WORK REQUIRED:
Leave every entry as it is and write the data out in full.

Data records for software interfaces
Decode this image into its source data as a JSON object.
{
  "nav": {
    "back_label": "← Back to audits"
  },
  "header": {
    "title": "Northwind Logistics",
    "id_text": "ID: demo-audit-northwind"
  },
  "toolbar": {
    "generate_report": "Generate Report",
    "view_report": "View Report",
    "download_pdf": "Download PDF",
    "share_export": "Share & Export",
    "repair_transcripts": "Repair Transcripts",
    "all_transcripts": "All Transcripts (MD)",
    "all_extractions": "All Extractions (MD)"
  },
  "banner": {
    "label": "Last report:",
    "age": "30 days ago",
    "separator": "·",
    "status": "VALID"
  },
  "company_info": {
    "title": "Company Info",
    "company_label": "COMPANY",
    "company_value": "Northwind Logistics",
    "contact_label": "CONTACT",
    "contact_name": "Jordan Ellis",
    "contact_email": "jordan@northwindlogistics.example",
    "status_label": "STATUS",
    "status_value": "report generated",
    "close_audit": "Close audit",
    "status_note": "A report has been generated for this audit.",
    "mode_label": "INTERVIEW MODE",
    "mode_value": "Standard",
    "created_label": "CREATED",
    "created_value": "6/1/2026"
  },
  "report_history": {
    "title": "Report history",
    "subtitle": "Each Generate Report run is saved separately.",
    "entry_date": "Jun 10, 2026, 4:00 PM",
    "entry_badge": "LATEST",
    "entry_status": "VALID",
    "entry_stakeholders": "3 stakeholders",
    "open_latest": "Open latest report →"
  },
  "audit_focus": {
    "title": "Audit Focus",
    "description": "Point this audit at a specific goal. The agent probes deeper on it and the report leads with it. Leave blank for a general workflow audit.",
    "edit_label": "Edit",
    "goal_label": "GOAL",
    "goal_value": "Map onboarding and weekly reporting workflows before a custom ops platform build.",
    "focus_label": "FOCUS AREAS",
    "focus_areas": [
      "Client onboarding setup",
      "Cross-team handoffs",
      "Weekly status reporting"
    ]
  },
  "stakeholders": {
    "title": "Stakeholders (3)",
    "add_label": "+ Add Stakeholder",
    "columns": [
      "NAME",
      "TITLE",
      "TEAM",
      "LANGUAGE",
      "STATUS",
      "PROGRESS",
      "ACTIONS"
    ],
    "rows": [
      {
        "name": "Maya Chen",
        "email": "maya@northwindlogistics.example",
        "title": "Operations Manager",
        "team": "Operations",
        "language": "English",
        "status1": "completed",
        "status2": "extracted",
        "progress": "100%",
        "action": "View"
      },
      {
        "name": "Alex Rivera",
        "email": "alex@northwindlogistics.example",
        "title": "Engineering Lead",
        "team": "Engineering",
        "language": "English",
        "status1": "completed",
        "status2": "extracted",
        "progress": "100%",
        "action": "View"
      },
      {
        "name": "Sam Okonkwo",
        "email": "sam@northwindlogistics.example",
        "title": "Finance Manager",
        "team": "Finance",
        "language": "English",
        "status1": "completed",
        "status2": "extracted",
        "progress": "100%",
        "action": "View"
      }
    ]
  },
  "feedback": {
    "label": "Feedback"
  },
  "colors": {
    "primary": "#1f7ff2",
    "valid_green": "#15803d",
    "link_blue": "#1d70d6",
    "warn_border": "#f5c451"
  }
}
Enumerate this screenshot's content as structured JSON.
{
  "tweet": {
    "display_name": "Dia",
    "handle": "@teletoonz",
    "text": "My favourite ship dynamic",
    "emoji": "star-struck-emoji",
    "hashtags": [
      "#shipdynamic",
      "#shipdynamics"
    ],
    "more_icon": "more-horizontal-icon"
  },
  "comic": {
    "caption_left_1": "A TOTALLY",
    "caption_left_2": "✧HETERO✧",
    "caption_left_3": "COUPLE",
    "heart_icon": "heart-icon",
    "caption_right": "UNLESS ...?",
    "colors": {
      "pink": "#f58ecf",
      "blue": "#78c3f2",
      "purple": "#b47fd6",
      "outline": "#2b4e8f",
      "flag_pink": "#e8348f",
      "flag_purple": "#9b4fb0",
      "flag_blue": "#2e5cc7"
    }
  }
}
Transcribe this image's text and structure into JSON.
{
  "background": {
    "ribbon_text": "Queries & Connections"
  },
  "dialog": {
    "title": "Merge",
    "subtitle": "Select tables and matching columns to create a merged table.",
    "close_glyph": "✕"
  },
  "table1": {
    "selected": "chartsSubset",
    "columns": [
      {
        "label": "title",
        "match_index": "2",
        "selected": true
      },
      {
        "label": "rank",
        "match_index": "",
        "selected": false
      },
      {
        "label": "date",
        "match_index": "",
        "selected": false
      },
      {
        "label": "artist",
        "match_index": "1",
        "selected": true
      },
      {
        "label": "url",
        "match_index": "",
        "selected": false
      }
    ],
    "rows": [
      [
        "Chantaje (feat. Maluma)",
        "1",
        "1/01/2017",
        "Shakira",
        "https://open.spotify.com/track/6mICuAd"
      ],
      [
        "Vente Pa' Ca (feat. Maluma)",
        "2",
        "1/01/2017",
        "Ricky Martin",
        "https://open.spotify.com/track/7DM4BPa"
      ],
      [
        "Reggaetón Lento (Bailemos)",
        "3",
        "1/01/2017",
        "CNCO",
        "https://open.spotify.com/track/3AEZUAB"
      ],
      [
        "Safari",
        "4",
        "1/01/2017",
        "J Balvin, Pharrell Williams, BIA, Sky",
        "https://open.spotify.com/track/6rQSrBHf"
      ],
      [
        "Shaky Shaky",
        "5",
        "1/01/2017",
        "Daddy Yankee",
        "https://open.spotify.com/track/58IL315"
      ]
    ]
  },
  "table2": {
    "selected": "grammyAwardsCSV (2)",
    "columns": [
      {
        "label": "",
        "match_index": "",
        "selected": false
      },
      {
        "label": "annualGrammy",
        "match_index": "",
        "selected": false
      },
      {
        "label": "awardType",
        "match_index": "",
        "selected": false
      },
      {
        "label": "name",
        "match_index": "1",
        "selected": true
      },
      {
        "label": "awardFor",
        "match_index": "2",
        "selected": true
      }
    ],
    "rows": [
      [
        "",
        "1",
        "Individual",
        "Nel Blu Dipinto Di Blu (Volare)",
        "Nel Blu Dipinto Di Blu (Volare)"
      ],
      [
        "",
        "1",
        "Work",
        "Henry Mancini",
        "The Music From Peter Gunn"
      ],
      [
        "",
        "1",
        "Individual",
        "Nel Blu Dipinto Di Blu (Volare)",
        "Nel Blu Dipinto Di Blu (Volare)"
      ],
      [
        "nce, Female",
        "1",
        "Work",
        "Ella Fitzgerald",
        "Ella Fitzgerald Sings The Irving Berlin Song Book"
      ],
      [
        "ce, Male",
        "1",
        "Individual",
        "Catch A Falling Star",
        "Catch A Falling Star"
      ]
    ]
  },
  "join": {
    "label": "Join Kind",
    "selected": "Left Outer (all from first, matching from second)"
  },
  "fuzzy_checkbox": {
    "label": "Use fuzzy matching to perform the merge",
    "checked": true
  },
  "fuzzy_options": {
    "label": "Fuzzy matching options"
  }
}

RESULT OF THIS TASK:
Decode this image into its source data as a JSON object.
{
  "nav": {
    "back_label": "← Back to audits"
  },
  "header": {
    "title": "Northwind Logistics",
    "id_text": "ID: demo-audit-northwind"
  },
  "toolbar": {
    "generate_report": "Generate Report",
    "view_report": "View Report",
    "download_pdf": "Download PDF",
    "share_export": "Share & Export",
    "repair_transcripts": "Repair Transcripts",
    "all_transcripts": "All Transcripts (MD)",
    "all_extractions": "All Extractions (MD)"
  },
  "banner": {
    "label": "Last report:",
    "age": "30 days ago",
    "separator": "·",
    "status": "VALID"
  },
  "company_info": {
    "title": "Company Info",
    "company_label": "COMPANY",
    "company_value": "Northwind Logistics",
    "contact_label": "CONTACT",
    "contact_name": "Jordan Ellis",
    "contact_email": "jordan@northwindlogistics.example",
    "status_label": "STATUS",
    "status_value": "report generated",
    "close_audit": "Close audit",
    "status_note": "A report has been generated for this audit.",
    "mode_label": "INTERVIEW MODE",
    "mode_value": "Standard",
    "created_label": "CREATED",
    "created_value": "6/1/2026"
  },
  "report_history": {
    "title": "Report history",
    "subtitle": "Each Generate Report run is saved separately.",
    "entry_date": "Jun 10, 2026, 4:00 PM",
    "entry_badge": "LATEST",
    "entry_status": "VALID",
    "entry_stakeholders": "3 stakeholders",
    "open_latest": "Open latest report →"
  },
  "audit_focus": {
    "title": "Audit Focus",
    "description": "Point this audit at a specific goal. The agent probes deeper on it and the report leads with it. Leave blank for a general workflow audit.",
    "edit_label": "Edit",
    "goal_label": "GOAL",
    "goal_value": "Map onboarding and weekly reporting workflows before a custom ops platform build.",
    "focus_label": "FOCUS AREAS",
    "focus_areas": [
      "Client onboarding setup",
      "Cross-team handoffs",
      "Weekly status reporting"
    ]
  },
  "stakeholders": {
    "title": "Stakeholders (3)",
    "add_label": "+ Add Stakeholder",
    "columns": [
      "NAME",
      "TITLE",
      "TEAM",
      "LANGUAGE",
      "STATUS",
      "PROGRESS",
      "ACTIONS"
    ],
    "rows": [
      {
        "name": "Maya Chen",
        "email": "maya@northwindlogistics.example",
        "title": "Operations Manager",
        "team": "Operations",
        "language": "English",
        "status1": "completed",
        "status2": "extracted",
        "progress": "100%",
        "action": "View"
      },
      {
        "name": "Alex Rivera",
        "email": "alex@northwindlogistics.example",
        "title": "Engineering Lead",
        "team": "Engineering",
        "language": "English",
        "status1": "completed",
        "status2": "extracted",
        "progress": "100%",
        "action": "View"
      },
      {
        "name": "Sam Okonkwo",
        "email": "sam@northwindlogistics.example",
        "title": "Finance Manager",
        "team": "Finance",
        "language": "English",
        "status1": "completed",
        "status2": "extracted",
        "progress": "100%",
        "action": "View"
      }
    ]
  },
  "feedback": {
    "label": "Feedback"
  },
  "colors": {
    "primary": "#1f7ff2",
    "valid_green": "#15803d",
    "link_blue": "#1d70d6",
    "warn_border": "#f5c451"
  }
}
Enumerate this screenshot's content as structured JSON.
{
  "tweet": {
    "display_name": "Dia",
    "handle": "@teletoonz",
    "text": "My favourite ship dynamic",
    "emoji": "star-struck-emoji",
    "hashtags": [
      "#shipdynamic",
      "#shipdynamics"
    ],
    "more_icon": "more-horizontal-icon"
  },
  "comic": {
    "caption_left_1": "A TOTALLY",
    "caption_left_2": "✧HETERO✧",
    "caption_left_3": "COUPLE",
    "heart_icon": "heart-icon",
    "caption_right": "UNLESS ...?",
    "colors": {
      "pink": "#f58ecf",
      "blue": "#78c3f2",
      "purple": "#b47fd6",
      "outline": "#2b4e8f",
      "flag_pink": "#e8348f",
      "flag_purple": "#9b4fb0",
      "flag_blue": "#2e5cc7"
    }
  }
}
Transcribe this image's text and structure into JSON.
{
  "background": {
    "ribbon_text": "Queries & Connections"
  },
  "dialog": {
    "title": "Merge",
    "subtitle": "Select tables and matching columns to create a merged table.",
    "close_glyph": "✕"
  },
  "table1": {
    "selected": "chartsSubset",
    "columns": [
      {
        "label": "title",
        "match_index": "2",
        "selected": true
      },
      {
        "label": "rank",
        "match_index": "",
        "selected": false
      },
      {
        "label": "date",
        "match_index": "",
        "selected": false
      },
      {
        "label": "artist",
        "match_index": "1",
        "selected": true
      },
      {
        "label": "url",
        "match_index": "",
        "selected": false
      }
    ],
    "rows": [
      [
        "Chantaje (feat. Maluma)",
        "1",
        "1/01/2017",
        "Shakira",
        "https://open.spotify.com/track/6mICuAd"
      ],
      [
        "Vente Pa' Ca (feat. Maluma)",
        "2",
        "1/01/2017",
        "Ricky Martin",
        "https://open.spotify.com/track/7DM4BPa"
      ],
      [
        "Reggaetón Lento (Bailemos)",
        "3",
        "1/01/2017",
        "CNCO",
        "https://open.spotify.com/track/3AEZUAB"
      ],
      [
        "Safari",
        "4",
        "1/01/2017",
        "J Balvin, Pharrell Williams, BIA, Sky",
        "https://open.spotify.com/track/6rQSrBHf"
      ],
      [
        "Shaky Shaky",
        "5",
        "1/01/2017",
        "Daddy Yankee",
        "https://open.spotify.com/track/58IL315"
      ]
    ]
  },
  "table2": {
    "selected": "grammyAwardsCSV (2)",
    "columns": [
      {
        "label": "",
        "match_index": "",
        "selected": false
      },
      {
        "label": "annualGrammy",
        "match_index": "",
        "selected": false
      },
      {
        "label": "awardType",
        "match_index": "",
        "selected": false
      },
      {
        "label": "name",
        "match_index": "1",
        "selected": true
      },
      {
        "label": "awardFor",
        "match_index": "2",
        "selected": true
      }
    ],
    "rows": [
      [
        "",
        "1",
        "Individual",
        "Nel Blu Dipinto Di Blu (Volare)",
        "Nel Blu Dipinto Di Blu (Volare)"
      ],
      [
        "",
        "1",
        "Work",
        "Henry Mancini",
        "The Music From Peter Gunn"
      ],
      [
        "",
        "1",
        "Individual",
        "Nel Blu Dipinto Di Blu (Volare)",
        "Nel Blu Dipinto Di Blu (Volare)"
      ],
      [
        "nce, Female",
        "1",
        "Work",
        "Ella Fitzgerald",
        "Ella Fitzgerald Sings The Irving Berlin Song Book"
      ],
      [
        "ce, Male",
        "1",
        "Individual",
        "Catch A Falling Star",
        "Catch A Falling Star"
      ]
    ]
  },
  "join": {
    "label": "Join Kind",
    "selected": "Left Outer (all from first, matching from second)"
  },
  "fuzzy_checkbox": {
    "label": "Use fuzzy matching to perform the merge",
    "checked": true
  },
  "fuzzy_options": {
    "label": "Fuzzy matching options"
  }
}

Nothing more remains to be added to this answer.